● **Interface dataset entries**

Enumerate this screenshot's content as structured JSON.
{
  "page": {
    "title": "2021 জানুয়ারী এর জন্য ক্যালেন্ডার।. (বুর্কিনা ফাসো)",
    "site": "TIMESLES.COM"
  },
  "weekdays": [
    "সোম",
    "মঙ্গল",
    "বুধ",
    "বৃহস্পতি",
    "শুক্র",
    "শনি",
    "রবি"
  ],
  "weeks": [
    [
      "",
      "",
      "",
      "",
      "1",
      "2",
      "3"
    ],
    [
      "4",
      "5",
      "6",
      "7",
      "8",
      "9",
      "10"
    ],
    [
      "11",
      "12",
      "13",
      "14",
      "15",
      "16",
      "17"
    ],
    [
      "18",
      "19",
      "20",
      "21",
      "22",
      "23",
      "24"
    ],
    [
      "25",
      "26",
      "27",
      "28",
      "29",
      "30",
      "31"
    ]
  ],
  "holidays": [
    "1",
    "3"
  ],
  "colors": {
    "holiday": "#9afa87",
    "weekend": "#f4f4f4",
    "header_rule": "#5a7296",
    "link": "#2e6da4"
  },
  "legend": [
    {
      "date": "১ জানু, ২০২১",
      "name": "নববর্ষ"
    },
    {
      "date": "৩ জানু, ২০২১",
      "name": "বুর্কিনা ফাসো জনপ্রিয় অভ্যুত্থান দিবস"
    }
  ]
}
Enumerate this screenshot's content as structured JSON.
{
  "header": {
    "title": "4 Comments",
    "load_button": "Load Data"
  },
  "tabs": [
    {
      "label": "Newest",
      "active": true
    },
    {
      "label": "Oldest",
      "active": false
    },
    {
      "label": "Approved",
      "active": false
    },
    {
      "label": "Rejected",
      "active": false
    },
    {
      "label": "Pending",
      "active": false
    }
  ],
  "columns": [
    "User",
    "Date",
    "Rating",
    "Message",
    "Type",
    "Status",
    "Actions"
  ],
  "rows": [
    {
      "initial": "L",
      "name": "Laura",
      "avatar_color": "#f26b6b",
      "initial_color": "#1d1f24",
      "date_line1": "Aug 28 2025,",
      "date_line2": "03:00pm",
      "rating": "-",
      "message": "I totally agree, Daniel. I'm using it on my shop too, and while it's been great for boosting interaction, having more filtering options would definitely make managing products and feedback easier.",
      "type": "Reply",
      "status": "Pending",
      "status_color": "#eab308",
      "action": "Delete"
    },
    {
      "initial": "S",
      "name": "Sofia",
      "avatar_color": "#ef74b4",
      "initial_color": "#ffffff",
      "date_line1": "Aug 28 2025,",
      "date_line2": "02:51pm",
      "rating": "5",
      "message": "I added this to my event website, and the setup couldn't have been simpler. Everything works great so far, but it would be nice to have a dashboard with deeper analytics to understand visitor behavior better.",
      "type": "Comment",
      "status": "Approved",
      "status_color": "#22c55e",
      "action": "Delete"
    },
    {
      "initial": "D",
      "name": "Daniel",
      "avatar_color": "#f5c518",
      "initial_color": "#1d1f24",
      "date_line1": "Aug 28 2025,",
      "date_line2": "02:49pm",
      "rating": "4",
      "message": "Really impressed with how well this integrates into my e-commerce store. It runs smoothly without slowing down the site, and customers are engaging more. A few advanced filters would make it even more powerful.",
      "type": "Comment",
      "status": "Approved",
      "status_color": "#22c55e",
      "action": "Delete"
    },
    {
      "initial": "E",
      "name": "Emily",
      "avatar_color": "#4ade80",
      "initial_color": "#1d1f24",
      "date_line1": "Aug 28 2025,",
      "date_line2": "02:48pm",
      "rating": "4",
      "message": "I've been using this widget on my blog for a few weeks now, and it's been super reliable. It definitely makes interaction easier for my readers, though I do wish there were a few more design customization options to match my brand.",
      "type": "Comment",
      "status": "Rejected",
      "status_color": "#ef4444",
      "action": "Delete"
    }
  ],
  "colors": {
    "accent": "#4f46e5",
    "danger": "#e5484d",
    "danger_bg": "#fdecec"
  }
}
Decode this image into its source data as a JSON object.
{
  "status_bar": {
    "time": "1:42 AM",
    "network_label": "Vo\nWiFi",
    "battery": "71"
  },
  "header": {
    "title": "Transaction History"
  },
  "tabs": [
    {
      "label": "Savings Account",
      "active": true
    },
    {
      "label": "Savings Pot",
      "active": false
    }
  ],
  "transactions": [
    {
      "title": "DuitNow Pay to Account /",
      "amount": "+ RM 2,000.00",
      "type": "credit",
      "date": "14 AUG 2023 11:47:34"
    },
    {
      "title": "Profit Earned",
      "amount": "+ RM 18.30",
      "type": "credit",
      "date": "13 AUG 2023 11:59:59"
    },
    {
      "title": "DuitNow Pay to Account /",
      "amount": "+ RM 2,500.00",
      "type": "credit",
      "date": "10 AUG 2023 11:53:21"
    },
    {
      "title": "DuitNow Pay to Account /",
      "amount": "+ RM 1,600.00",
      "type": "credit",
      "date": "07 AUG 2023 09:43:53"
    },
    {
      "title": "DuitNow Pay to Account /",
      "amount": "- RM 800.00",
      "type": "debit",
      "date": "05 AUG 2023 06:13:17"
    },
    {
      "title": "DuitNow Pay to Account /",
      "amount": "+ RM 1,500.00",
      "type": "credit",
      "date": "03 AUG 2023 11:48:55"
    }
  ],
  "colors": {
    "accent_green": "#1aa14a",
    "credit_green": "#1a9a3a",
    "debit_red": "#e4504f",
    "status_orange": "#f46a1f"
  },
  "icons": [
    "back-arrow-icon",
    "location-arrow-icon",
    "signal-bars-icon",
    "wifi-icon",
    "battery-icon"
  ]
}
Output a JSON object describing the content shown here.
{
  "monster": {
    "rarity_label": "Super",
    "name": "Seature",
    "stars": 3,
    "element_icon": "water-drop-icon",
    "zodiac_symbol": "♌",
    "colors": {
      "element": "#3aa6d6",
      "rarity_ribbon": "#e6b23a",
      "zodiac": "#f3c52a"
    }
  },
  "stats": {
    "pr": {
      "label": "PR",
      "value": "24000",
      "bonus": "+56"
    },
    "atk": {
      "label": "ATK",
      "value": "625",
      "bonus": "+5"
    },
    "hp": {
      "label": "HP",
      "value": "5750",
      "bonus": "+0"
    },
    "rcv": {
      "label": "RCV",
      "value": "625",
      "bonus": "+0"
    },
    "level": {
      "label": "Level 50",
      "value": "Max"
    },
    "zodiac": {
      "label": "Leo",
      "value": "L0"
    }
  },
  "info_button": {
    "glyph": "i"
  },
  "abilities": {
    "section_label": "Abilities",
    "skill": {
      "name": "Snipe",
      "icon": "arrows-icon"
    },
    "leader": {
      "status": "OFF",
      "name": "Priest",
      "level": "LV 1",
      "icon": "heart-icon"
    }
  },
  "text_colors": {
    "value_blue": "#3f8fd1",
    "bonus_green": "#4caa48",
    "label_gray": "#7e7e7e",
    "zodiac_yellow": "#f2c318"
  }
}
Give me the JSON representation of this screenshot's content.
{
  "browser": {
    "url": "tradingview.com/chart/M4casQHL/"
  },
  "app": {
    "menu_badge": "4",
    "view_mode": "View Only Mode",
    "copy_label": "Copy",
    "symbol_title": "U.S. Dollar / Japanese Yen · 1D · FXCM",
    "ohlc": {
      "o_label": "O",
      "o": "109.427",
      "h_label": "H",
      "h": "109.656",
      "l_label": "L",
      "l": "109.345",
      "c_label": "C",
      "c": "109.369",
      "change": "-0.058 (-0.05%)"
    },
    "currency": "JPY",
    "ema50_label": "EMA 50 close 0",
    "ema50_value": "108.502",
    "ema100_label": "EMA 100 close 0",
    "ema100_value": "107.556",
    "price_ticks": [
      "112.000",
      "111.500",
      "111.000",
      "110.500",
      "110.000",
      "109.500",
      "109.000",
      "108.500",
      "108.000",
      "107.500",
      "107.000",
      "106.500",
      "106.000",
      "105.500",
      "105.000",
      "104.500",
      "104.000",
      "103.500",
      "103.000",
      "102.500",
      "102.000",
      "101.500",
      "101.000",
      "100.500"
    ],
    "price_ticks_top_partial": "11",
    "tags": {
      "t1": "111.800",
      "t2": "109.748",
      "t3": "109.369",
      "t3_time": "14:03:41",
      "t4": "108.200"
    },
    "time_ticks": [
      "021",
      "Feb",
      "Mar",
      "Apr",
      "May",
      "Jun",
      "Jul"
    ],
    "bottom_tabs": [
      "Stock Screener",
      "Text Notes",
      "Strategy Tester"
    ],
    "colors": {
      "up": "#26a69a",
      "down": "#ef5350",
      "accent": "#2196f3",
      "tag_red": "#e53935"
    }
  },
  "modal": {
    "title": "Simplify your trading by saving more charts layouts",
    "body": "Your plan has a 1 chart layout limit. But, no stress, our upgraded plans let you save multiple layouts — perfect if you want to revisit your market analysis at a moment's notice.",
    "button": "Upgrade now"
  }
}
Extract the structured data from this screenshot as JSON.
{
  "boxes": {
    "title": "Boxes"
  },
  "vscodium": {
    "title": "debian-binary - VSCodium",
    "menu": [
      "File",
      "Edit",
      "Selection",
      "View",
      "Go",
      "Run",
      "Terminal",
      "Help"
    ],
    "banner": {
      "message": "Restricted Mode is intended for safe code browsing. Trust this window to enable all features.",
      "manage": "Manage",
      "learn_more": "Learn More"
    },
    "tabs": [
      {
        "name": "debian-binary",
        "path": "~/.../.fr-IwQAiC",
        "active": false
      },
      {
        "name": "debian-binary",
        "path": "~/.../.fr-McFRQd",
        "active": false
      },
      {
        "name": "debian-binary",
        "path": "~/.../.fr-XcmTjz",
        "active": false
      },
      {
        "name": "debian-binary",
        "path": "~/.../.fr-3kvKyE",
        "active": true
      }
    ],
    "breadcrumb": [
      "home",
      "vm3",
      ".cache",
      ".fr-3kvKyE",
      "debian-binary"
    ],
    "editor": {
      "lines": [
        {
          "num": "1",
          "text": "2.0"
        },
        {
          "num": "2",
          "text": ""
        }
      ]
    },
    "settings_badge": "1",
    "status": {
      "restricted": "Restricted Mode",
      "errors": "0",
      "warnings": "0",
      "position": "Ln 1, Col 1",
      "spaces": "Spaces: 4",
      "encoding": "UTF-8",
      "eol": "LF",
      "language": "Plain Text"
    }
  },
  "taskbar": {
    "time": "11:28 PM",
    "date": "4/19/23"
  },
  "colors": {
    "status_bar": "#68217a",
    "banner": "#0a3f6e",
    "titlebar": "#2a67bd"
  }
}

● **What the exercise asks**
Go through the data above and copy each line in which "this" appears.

● **Exercise answer**
Enumerate this screenshot's content as structured JSON.
Enumerate this screenshot's content as structured JSON.
      "message": "I added this to my event website, and the setup couldn't have been simpler. Everything works great so far, but it would be nice to have a dashboard with deeper analytics to understand visitor behavior better.",
      "message": "Really impressed with how well this integrates into my e-commerce store. It runs smoothly without slowing down the site, and customers are engaging more. A few advanced filters would make it even more powerful.",
      "message": "I've been using this widget on my blog for a few weeks now, and it's been super reliable. It definitely makes interaction easier for my readers, though I do wish there were a few more design customization options to match my brand.",
Decode this image into its source data as a JSON object.
Give me the JSON representation of this screenshot's content.
Extract the structured data from this screenshot as JSON.
      "message": "Restricted Mode is intended for safe code browsing. Trust this window to enable all features.",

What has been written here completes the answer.